The first completed project at 23 Fettes Row, officially unveiled by the Queen Mother in 1975
Edinburgh World Heritage was established on 31st March 1999. It inherited the tradition of work undertaken by two bodies:
- Edinburgh New Town Conservation Committee: established in 1971 to tackle the economic and physical problems that threatened the Georgian New Town at that time; and
- Edinburgh Old Town Committee for Conservation and Renewal (which changed its name to Edinburgh Old Town Renewal Trust): established in 1985 with an emphasis on renovation and re-development of the Old Town appropriate to its then near-derelict and depopulated state.
At its inception, Edinburgh World Heritage was given the following Terms of Reference by its sponsors, Scottish Government (now via Historic Environment Scotland) and the City of Edinburgh Council:
- Historic Building Grants: To stimulate and co-ordinate action for the conservation and repair of historic buildings in the World Heritage Site.
- Conservation Area Issues: To promote the preservation and enhancement of the character of the Site; and to develop and maintain an Action Plan.
- Advice: To advise Scottish Ministers and the Local Authority on major policy and development issues; and to comment on other planning issues as necessary.
- Monitoring: To monitor the Site on behalf of Scottish Ministers; and to inform and advise organisations involved in the management of the City Centre.

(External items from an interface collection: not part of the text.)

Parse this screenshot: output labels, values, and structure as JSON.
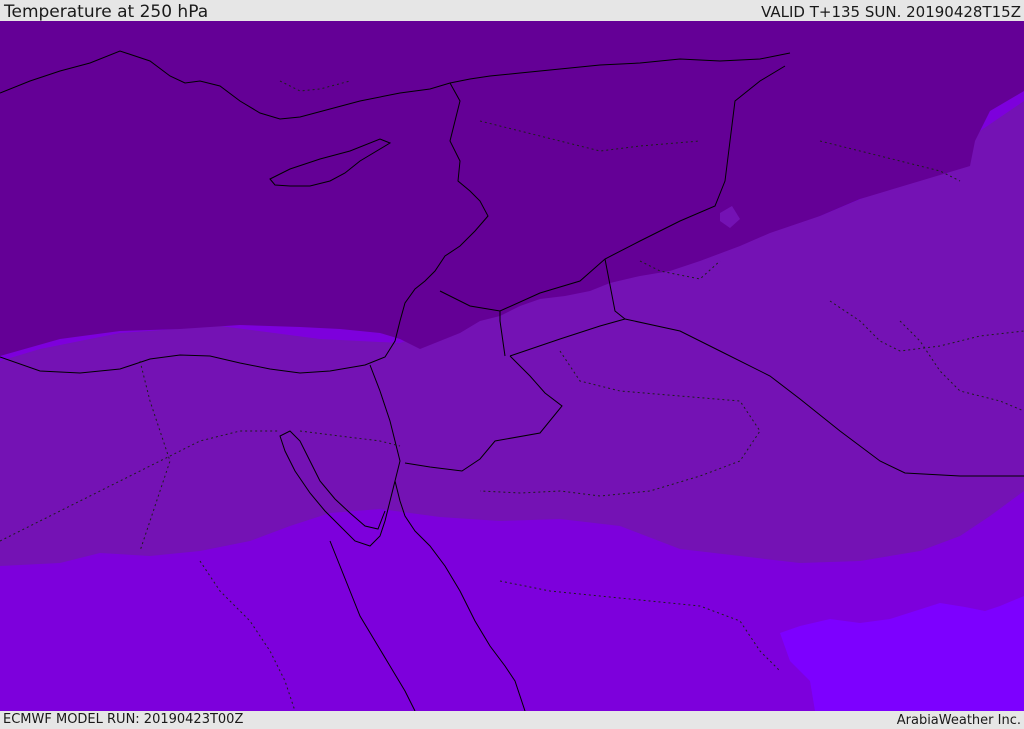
{
  "header": {
    "title": "Temperature at 250 hPa",
    "valid": "VALID T+135 SUN. 20190428T15Z"
  },
  "footer": {
    "model_run": "ECMWF MODEL RUN: 20190423T00Z",
    "credit": "ArabiaWeather Inc."
  },
  "map": {
    "colors": {
      "coldest": "#640096",
      "cold": "#7412b4",
      "mild": "#7d00dc",
      "warm": "#7d00ff",
      "border": "#000000",
      "admin_border": "#1e1e1e"
    }
  }
}
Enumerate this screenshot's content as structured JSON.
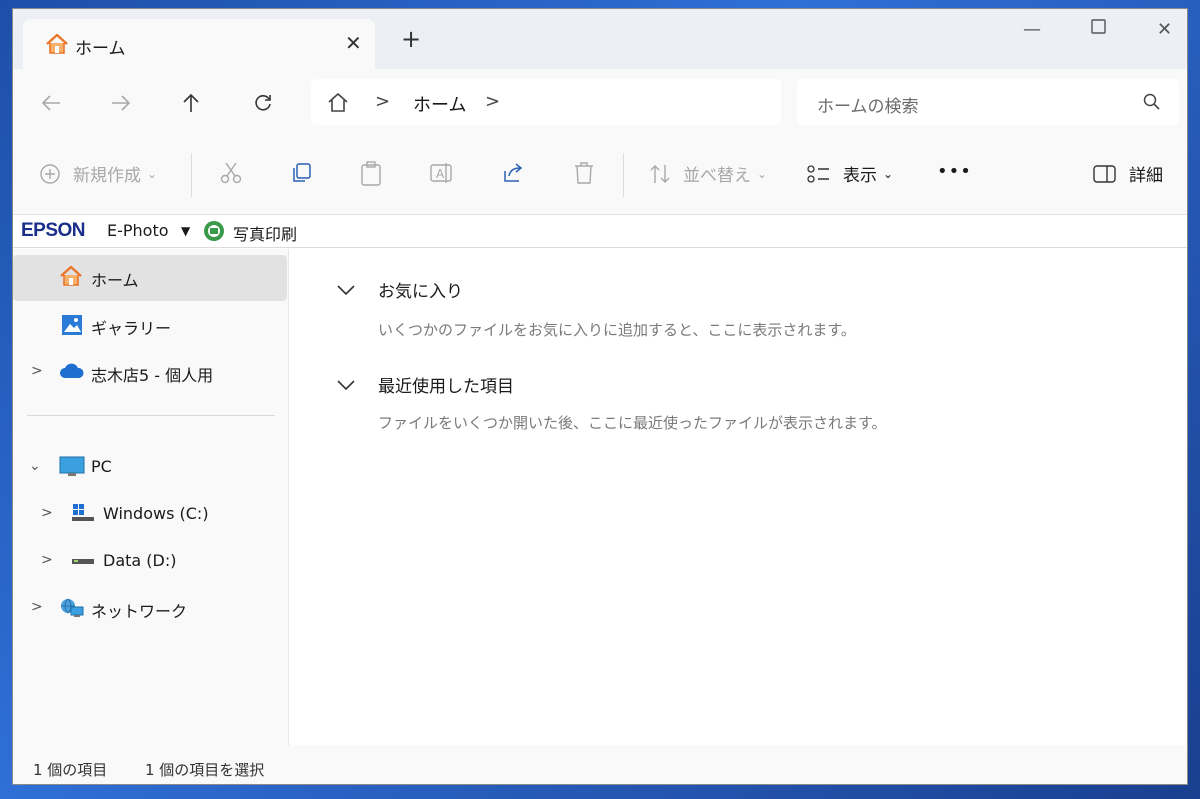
{
  "tab": {
    "title": "ホーム"
  },
  "nav": {
    "breadcrumb": [
      "ホーム"
    ],
    "search_placeholder": "ホームの検索"
  },
  "toolbar": {
    "new_label": "新規作成",
    "sort_label": "並べ替え",
    "view_label": "表示",
    "more_label": "•••",
    "details_label": "詳細"
  },
  "epson_bar": {
    "brand": "EPSON",
    "app": "E-Photo",
    "print_label": "写真印刷"
  },
  "sidebar": {
    "items": [
      {
        "label": "ホーム",
        "icon": "home-icon",
        "selected": true
      },
      {
        "label": "ギャラリー",
        "icon": "gallery-icon"
      },
      {
        "label": "志木店5 - 個人用",
        "icon": "onedrive-cloud-icon"
      },
      {
        "label": "PC",
        "icon": "pc-monitor-icon",
        "expanded": true
      },
      {
        "label": "Windows (C:)",
        "icon": "windows-drive-icon"
      },
      {
        "label": "Data (D:)",
        "icon": "drive-icon"
      },
      {
        "label": "ネットワーク",
        "icon": "network-icon"
      }
    ]
  },
  "main": {
    "sections": [
      {
        "title": "お気に入り",
        "description": "いくつかのファイルをお気に入りに追加すると、ここに表示されます。"
      },
      {
        "title": "最近使用した項目",
        "description": "ファイルをいくつか開いた後、ここに最近使ったファイルが表示されます。"
      }
    ]
  },
  "status": {
    "item_count": "1 個の項目",
    "selected_count": "1 個の項目を選択"
  },
  "colors": {
    "accent": "#1a2f8a",
    "selected_bg": "#e2e2e2",
    "home_orange": "#e8762b"
  }
}
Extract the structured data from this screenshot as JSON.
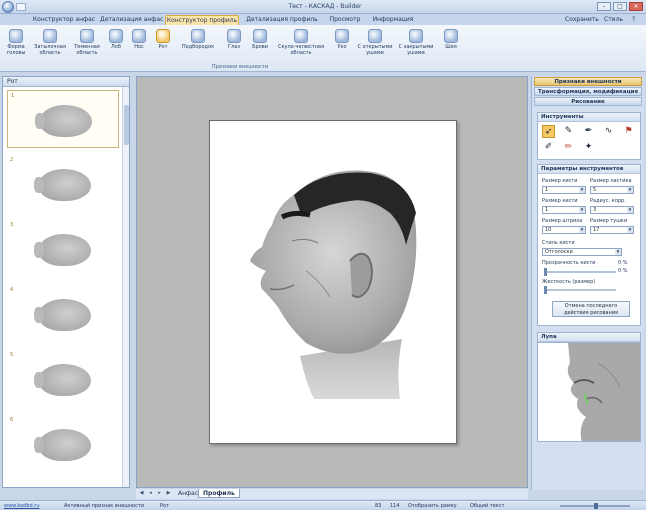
{
  "window": {
    "title": "Тест - КАСКАД - Builder"
  },
  "tabs": [
    {
      "label": "Конструктор анфас",
      "active": false
    },
    {
      "label": "Детализация анфас",
      "active": false
    },
    {
      "label": "Конструктор профиль",
      "active": true
    },
    {
      "label": "Детализация профиль",
      "active": false
    },
    {
      "label": "Просмотр",
      "active": false
    },
    {
      "label": "Информация",
      "active": false
    }
  ],
  "tabs_right": {
    "save": "Сохранить",
    "style": "Стиль"
  },
  "ribbon": {
    "buttons": [
      "Форма головы",
      "Затылочная область",
      "Теменная область",
      "Лоб",
      "Нос",
      "Рот",
      "Подбородок",
      "Глаз",
      "Брови",
      "Скуло-челюстная область",
      "Ухо",
      "С открытыми ушами",
      "С закрытыми ушами",
      "Шея"
    ],
    "selected_index": 5,
    "group_label": "Признаки внешности"
  },
  "thumbnails": {
    "header": "Рот",
    "items": [
      "1",
      "2",
      "3",
      "4",
      "5",
      "6"
    ],
    "selected_index": 0
  },
  "sheets": {
    "tabs": [
      "Анфас",
      "Профиль"
    ],
    "active_index": 1
  },
  "right_panel": {
    "header_gold": "Признаки внешности",
    "header_2": "Трансформация, модификация",
    "header_3": "Рисование",
    "tools_title": "Инструменты",
    "params_title": "Параметры инструментов",
    "brush_size_label": "Размер кисти",
    "brush_size": "1",
    "eraser_size_label": "Размер ластика",
    "eraser_size": "5",
    "pen_size_label": "Размер кисти",
    "pen_size": "1",
    "blur_radius_label": "Радиус. корр.",
    "blur_radius": "3",
    "stroke_size_label": "Размер штриха",
    "stroke_size": "10",
    "stroke_width_label": "Размер тушки",
    "stroke_width": "17",
    "brush_style_label": "Стиль кисти",
    "brush_style": "Отголоски",
    "opacity_label": "Прозрачность кисти",
    "opacity_value": "0 %",
    "hardness_value": "0 %",
    "contrast_label": "Жесткость (размер)",
    "undo_button": "Отмена последнего действия рисования",
    "magnifier_title": "Лупа"
  },
  "status": {
    "link": "www.kodbd.ru",
    "left": "Активный признак внешности",
    "left_value": "Рот",
    "coords_a": "83",
    "coords_b": "114",
    "mode": "Отобразить рамку",
    "layer": "Общий текст"
  }
}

- Projects: To initiate projects and attract funding for the preservation and enhancement of the Site.
- Promotion: To promote the World Heritage Site through education, exhibitions, conferences and examples of skill and good practice.
These have since evolved with the organisation.
Edinburgh World Heritage was originally based in 5 Charlotte Square but since 2011, the office has been in Acheson House, 5 Bakehouse Close, 146 Canongate.
The first office of Edinburgh World Heritage was in Charlotte Square, before the move to Acheson House.
Saving the New Town
We can still enjoy the New Town today because of the efforts of an army of volunteers.
Sir Robert Matthew
By the 1960s, parts of the New Town were in very bad condition and there was a clear risk that many historic buildings could be demolished. Ironically, it was the modernist architect Sir Robert Matthew who led efforts to save them, using his influence as a government adviser to raise the issue.
An army of architects, surveyors and students organised by the Edinburgh Architectural Association took to the streets to assess the scale of the repairs needed. The results of their hard work were then discussed at a major conference held at the Assembly Rooms in 1970, and the outcome was that the government and the city council decided to act. The Edinburgh New Town Conservation Committee was formed, to offer grants to help home owners with the cost of repairs.
The first completed project was at 23 Fettes Row, and was officially unveiled by the Queen Mother in 1975. Today, the brown plaques which mark the buildings repaired can still be seen throughout the New Town.
Fettes Row before
Fettes Row after
Queen Mother, 1975
Restoring the Old Town
The situation in the Old Town, in comparison to the New Town, was much more complex and required a different approach for its rehabilitation.
In 1985, the Edinburgh Old Town Committee for Conservation and Renewal, later to be called the Edinburgh Old Town Renewal Trust, was established to “promote, co-ordinate and publicise action for the conservation and economic and social revival of the Old town of Edinburgh”. There was greater emphasis on the need to stimulate social and economic regeneration.
Visit our Projects page to see highlights of our work.